The Eagles have been up and down, but they've been ravaged by injuries, especially in the secondary.
The NFL has done an amazing job of creating this parity each year
(and yes, I think it makes the Patriots success that much more impressive).
The Eagles had to play the Vikings and Rams this year outside of the Division and other predetermined games
The Giants had to play the Bears and 49ers in the same setup.
Yes, it's only two games, but the NFL does a good job with home and away as well, to make sure that teams who win the previous year, have a harder road the next year.
when the NFL had 3 divisions in each conference. Finishing in 1st impacted 4 games per year from 1978-2001. Now it impacts 2 per year.
The biggest windfall used to be the "fifth place schedule." From 1978-1994, when only 4 of the 6 divisions had 5 teams, the 5th place teams all played one another, including home-and-home against the other 5th place team in the same conference. They also played all teams in the 4-team divisions in their conference. This meant a 5th place team from the previous season would play 5 games against other last-place teams.
The 1979 Bucs parlayed a 5th place schedule to a shocking division title (winning a tiebreaker with the wild card Bears). The same was true of the 1987 Colts (who got an extra nudge from the strike and games with replacement players), the 1991 Broncos, the 1992 Chargers, and the 1993 Lions. Others used 5th place schedules to gain wild card berths, including the 1981 and 1984 Giants, 1981 Jets, and 1983 Broncos.
Which teams have played each other the most based on the parity scheduling? I wonder, not counting playoffs, if the teams that have played each other (same conference different division) the most are either annually good teams (Patriots, Steelers, Packers, Falcons?) or annually shitty teams (Browns, Bills, 9ers, Bucs)
Or maybe the sample size is small enough that the highest pairs on this list wouldn't be annually anything (good, bad, mediocre) but rather they've timed their parity to sync up well with another team and only diverge on 1 in 3 years that they play each other annually.
I still have a hard time believing that 1/8 of the schedule is the cause of all the parity in the NFL. I think the draft might have more to do with it than the scheduling...but it certainly looks like scheduling is a big piece. I'd be interested to know how the road/home parity works.
That never would've happened in decades past. A game like that this late in the season usually would've been aired only in Detroit, or perhaps also Phoenix in the unlikely event it was sold out. There were even late-season Bears games that weren't shown in South Bend if both the Bears and their opponent were out of the playoff race.
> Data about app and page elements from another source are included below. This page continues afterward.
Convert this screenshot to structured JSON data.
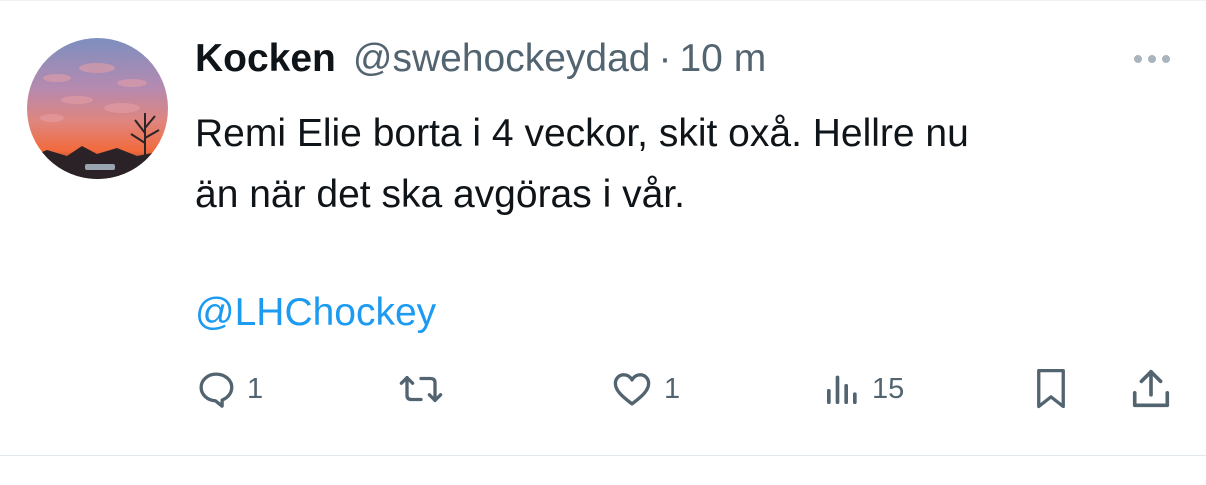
{
  "tweet": {
    "author": {
      "display_name": "Kocken",
      "handle": "@swehockeydad",
      "separator": "·",
      "time": "10 m"
    },
    "text_lines": [
      "Remi Elie borta i 4 veckor, skit oxå. Hellre nu",
      "än när det ska avgöras i vår."
    ],
    "mention": "@LHChockey",
    "actions": {
      "reply_count": "1",
      "like_count": "1",
      "views_count": "15"
    }
  },
  "icons": {
    "more": "more-horizontal-icon",
    "reply": "reply-icon",
    "retweet": "retweet-icon",
    "like": "heart-icon",
    "views": "views-bar-chart-icon",
    "bookmark": "bookmark-icon",
    "share": "share-upload-icon"
  },
  "colors": {
    "text": "#0f1419",
    "secondary": "#536471",
    "link": "#1d9bf0"
  }
}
I guess they really want to force some people to get NFL Sunday Ticket.
As for most disappointing team, it has to be the Jaguars. They started 3-1 and played the then-undefeated Chiefs in what was viewed as a huge showdown. They lost 30-14, then got blown out at Dallas, and are now in a 1-8 tailspin. They'll probably finish 4-12 or 5-11 -- they might beat also-disappointing Washington this week.
Jags looked like one of the teams to beat in the AFC after their victory over the Pats really this year. Then they Bortled the rest of their season away.
Vikings looked like they were just a piece away from the Superbowl last year. They "upgraded" at QB this year and returned Cook from injury. I think most of their team was otherwise interact from last year. Not really sure what happened there, but I haven't paid enough attention.
I think Philly could've gone 0-16 and their fans wouldn't have cared after their Superbowl last year. Injuries and a much tougher schedule have taken their toll this year.
And they suck - just hid it better last year
It wasn't very good last season either.